Short-chain fatty acids and medium-chain fatty acids from whole food sources also help to fight inflammation. Fats found in olives, avocados, and coconuts, as well as some nuts and seeds, have proved to be powerful allies.
13. Check Your Vitamin D and Iron Levels
Deficiencies in either of these key nutrients can adversely impact gut health.
Low levels of vitamin D impair immune function and have been associated with an increased prevalence of irritable bowel disease.
Low levels of iron are also linked to impaired gut function. The underlying cause of an iron deficiency may by gut malabsorption, excessive consumption of mineral-binding foods like grains and legumes, or a failure to meet the requirements for dietary iron intake.
14. Add Supplements as Needed
The most effective way to address poor gut health is to ascertain the underlying cause and address it.
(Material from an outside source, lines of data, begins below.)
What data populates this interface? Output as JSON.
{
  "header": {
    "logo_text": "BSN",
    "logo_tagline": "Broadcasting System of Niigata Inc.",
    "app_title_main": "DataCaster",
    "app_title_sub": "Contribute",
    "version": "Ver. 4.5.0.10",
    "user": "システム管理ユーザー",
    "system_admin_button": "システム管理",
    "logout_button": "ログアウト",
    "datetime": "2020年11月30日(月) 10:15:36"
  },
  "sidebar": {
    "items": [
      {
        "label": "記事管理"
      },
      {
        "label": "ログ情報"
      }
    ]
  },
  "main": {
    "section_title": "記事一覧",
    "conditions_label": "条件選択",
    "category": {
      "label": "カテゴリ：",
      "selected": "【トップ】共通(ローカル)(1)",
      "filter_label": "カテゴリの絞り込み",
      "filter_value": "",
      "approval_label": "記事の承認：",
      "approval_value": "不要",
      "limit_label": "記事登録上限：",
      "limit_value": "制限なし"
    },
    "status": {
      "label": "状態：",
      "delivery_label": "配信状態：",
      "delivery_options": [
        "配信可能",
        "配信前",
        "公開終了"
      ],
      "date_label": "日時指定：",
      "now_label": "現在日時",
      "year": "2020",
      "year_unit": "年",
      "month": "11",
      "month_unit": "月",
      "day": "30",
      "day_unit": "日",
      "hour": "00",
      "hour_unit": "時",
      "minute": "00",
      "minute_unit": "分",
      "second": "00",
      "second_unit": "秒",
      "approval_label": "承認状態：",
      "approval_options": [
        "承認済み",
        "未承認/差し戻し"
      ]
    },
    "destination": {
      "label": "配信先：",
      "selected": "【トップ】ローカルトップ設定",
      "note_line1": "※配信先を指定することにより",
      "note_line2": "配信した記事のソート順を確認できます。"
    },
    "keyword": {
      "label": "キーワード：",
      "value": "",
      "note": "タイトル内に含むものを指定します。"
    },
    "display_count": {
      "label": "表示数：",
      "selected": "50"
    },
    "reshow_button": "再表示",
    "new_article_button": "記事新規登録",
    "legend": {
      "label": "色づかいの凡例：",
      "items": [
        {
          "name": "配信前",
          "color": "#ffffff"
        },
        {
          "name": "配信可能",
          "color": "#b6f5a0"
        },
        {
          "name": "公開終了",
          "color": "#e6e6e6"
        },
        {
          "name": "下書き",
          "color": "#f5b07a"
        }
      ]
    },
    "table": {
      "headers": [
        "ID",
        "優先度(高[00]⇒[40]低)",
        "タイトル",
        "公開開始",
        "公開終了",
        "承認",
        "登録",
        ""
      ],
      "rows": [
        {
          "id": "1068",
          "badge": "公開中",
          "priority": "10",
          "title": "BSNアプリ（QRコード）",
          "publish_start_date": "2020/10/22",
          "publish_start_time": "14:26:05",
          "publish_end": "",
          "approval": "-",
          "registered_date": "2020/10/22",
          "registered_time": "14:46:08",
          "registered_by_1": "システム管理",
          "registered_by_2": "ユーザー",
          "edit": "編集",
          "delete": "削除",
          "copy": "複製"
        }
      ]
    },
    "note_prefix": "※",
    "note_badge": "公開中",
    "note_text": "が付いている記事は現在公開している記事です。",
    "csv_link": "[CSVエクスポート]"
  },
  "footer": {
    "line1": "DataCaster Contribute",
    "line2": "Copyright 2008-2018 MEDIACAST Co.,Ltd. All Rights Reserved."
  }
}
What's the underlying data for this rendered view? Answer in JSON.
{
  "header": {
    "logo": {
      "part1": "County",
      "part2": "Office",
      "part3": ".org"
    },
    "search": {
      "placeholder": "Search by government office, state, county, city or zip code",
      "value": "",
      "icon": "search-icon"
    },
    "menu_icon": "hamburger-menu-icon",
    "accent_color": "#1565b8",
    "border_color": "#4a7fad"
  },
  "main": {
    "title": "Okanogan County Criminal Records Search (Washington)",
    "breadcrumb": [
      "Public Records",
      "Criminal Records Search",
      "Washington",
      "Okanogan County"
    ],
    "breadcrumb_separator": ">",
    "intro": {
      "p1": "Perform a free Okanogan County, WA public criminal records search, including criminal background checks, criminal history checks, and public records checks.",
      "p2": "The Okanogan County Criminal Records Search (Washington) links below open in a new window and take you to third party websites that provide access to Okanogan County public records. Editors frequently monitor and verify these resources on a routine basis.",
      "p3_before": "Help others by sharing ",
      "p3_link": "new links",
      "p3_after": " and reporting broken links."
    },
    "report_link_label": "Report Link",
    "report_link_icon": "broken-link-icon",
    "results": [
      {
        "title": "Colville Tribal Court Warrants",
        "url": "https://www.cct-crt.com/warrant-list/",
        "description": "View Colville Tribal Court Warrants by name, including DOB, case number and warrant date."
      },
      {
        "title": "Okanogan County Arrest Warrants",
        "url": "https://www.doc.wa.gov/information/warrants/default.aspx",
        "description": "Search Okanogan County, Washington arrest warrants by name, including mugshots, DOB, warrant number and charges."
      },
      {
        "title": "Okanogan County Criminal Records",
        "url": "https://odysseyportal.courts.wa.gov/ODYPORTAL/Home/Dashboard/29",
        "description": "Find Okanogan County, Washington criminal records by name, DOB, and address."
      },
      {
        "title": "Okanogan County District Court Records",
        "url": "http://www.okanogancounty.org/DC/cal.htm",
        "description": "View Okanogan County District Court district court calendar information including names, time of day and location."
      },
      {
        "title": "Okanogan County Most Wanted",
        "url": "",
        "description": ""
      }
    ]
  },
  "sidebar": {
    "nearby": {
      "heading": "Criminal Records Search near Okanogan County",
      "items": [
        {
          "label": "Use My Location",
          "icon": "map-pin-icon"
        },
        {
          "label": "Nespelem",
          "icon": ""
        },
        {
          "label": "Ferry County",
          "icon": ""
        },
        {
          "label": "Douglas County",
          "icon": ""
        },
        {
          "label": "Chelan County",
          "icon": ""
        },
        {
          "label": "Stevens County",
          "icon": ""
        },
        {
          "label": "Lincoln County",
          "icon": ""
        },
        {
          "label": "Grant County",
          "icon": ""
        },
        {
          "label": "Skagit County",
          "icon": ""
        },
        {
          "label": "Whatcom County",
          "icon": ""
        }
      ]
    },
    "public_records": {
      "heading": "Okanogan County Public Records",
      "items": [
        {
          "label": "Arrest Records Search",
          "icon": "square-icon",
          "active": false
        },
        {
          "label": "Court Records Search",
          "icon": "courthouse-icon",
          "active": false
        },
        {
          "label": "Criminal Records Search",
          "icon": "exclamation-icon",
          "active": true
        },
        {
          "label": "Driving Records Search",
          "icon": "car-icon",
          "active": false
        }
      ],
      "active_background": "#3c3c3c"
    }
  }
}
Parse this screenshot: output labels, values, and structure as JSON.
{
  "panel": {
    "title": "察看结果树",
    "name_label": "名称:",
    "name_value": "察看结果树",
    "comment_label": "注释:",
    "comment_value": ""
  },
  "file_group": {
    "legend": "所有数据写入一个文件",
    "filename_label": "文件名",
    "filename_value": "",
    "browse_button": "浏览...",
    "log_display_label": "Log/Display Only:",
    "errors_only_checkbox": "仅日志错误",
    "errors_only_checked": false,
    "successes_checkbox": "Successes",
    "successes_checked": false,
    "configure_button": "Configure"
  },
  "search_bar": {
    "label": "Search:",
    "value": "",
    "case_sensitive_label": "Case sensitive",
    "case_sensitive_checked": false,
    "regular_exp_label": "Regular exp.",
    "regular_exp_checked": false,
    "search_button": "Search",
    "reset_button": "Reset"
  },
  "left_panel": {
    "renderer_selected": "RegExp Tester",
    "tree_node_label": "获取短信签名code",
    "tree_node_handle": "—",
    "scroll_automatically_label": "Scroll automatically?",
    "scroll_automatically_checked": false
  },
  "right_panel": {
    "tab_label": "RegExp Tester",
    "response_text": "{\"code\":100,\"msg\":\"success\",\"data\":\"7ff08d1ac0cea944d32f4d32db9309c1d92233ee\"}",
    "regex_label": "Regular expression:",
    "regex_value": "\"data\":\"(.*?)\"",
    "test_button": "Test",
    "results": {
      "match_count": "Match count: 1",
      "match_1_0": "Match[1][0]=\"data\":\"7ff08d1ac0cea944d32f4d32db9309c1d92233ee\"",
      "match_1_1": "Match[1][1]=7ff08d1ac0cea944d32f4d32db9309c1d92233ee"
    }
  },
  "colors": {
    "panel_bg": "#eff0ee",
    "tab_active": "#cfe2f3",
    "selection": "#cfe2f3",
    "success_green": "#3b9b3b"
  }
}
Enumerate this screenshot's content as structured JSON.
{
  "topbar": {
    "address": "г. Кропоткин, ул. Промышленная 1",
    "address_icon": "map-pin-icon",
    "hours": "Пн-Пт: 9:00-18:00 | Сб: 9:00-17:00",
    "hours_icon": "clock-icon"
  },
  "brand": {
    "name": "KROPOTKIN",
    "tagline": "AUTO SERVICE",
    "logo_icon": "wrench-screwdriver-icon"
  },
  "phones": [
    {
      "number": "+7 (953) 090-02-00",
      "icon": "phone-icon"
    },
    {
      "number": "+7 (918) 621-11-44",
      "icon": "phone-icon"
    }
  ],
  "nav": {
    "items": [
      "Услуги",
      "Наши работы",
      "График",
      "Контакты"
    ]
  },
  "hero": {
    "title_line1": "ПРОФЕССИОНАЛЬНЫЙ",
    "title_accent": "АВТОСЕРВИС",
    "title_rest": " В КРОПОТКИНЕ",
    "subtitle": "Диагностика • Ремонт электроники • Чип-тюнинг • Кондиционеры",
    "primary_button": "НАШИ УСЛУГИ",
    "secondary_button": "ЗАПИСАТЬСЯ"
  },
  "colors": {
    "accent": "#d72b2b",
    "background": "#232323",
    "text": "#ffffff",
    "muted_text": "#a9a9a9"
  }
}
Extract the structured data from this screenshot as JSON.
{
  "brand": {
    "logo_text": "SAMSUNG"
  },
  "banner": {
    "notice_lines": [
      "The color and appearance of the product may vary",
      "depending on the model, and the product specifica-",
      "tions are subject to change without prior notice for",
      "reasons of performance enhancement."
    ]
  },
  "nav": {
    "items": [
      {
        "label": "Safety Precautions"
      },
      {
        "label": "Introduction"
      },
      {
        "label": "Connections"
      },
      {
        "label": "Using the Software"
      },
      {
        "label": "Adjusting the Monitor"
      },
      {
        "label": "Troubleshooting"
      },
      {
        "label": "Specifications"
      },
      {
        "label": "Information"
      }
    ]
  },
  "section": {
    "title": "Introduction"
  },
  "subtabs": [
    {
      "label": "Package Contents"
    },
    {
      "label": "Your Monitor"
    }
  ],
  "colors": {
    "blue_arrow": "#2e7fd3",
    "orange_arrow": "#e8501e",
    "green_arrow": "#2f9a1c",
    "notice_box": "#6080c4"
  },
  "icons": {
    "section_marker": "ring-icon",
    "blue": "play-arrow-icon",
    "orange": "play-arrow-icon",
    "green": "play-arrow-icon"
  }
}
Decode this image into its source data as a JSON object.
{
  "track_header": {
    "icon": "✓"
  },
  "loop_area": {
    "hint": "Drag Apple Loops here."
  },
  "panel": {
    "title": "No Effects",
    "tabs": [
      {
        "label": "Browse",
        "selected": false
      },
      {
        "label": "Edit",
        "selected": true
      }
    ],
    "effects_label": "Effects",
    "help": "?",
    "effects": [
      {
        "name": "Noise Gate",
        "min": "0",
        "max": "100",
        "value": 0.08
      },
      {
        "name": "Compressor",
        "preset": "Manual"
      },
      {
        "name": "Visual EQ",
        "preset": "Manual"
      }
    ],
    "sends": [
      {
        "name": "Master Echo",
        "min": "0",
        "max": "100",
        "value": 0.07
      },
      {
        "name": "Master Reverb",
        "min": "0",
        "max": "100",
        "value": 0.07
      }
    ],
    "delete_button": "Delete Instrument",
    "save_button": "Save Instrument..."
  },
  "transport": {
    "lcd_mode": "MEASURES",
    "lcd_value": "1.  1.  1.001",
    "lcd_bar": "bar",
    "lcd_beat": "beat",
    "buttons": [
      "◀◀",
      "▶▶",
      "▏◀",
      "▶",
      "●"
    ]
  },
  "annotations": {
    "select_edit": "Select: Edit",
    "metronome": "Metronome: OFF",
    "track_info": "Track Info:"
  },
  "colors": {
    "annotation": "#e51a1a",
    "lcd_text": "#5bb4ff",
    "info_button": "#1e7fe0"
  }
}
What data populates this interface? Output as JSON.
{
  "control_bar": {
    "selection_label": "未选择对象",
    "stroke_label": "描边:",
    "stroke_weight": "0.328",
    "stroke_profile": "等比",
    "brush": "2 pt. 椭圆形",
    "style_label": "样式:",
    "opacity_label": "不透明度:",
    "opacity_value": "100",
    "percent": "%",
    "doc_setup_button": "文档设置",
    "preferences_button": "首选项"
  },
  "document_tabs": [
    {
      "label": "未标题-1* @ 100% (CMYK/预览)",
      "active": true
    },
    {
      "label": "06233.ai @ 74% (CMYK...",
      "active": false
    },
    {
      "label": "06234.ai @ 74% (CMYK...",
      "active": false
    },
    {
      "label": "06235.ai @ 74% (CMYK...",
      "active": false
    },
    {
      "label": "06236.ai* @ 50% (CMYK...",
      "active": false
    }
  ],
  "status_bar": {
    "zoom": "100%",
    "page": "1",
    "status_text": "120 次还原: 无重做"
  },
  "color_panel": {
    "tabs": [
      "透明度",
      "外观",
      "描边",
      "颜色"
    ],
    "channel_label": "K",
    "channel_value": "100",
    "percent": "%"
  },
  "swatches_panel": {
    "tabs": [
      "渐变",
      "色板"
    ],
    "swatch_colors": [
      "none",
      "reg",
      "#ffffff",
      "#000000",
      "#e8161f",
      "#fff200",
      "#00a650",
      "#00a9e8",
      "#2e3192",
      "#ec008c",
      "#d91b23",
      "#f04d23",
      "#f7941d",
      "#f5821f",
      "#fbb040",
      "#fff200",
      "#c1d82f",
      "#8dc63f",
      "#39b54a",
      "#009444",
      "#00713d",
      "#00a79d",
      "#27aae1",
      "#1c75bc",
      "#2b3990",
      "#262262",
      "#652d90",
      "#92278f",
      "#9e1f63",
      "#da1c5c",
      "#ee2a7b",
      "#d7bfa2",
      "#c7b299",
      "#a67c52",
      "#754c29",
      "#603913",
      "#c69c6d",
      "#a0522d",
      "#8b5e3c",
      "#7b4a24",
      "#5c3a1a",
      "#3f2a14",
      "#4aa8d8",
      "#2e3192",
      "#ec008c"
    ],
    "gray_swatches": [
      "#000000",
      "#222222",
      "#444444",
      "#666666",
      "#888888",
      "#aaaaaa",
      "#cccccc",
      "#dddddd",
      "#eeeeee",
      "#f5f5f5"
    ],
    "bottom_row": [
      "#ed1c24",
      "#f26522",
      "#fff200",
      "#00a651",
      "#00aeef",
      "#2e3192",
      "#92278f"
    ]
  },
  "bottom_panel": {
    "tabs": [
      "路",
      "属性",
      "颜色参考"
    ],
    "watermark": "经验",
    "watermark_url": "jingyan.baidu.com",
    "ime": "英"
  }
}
In some cases, however, it can be helpful to integrate natural compounds either as you navigate that process or in order to counterbalance electrical or structural digestive issues.
Some supplements to consider include: St. John’s Wort, melatonin, curcumin (turmeric), Iberis amara, chamomile, arrowroot, peppermint, Boswellia carterii, artichoke leaf, clove, zinc, quercetin, gamma oryzanol, licorice root, CoQ10, phosphatidylcholine, aloe vera, and psyllium. The specifics of your situation will inform which of these, if any, is the best fit for you.
15. Prioritize Glutamine Intake
Your gut needs glutamine in order to transport nutrients into the blood and restock cells. Not only is glutamine a crucial source of energy for intestinal cells, but it also has the ability to reverse inappropriate gut permeability. When enough glutamine is available, in conjunction with a host of growth factors and regulatory peptides that play protective and healing roles, the gastrointestinal mucosal integrity is quickly restored. Glutamine may even help alleviate allergic responses to various food compounds.
Glutamine is the most abundant amino acid in blood and, while the body can synthesize it, it is a conditionally essential amino acid. Glutamine becomes essential when, during catabolic stress or exposure to pathogens, the rate at which it is used to fuel and rebuild the mucosa is greater than the rate at which the body can produce new glutamine.
If you're experiencing chronic symptoms of poor gut health, you can likely benefit from an increased intake of glutamine.
No one nutrient can cure all digestive woes, but adding glutamine-rich foods to your diet is a great first step toward better gut health.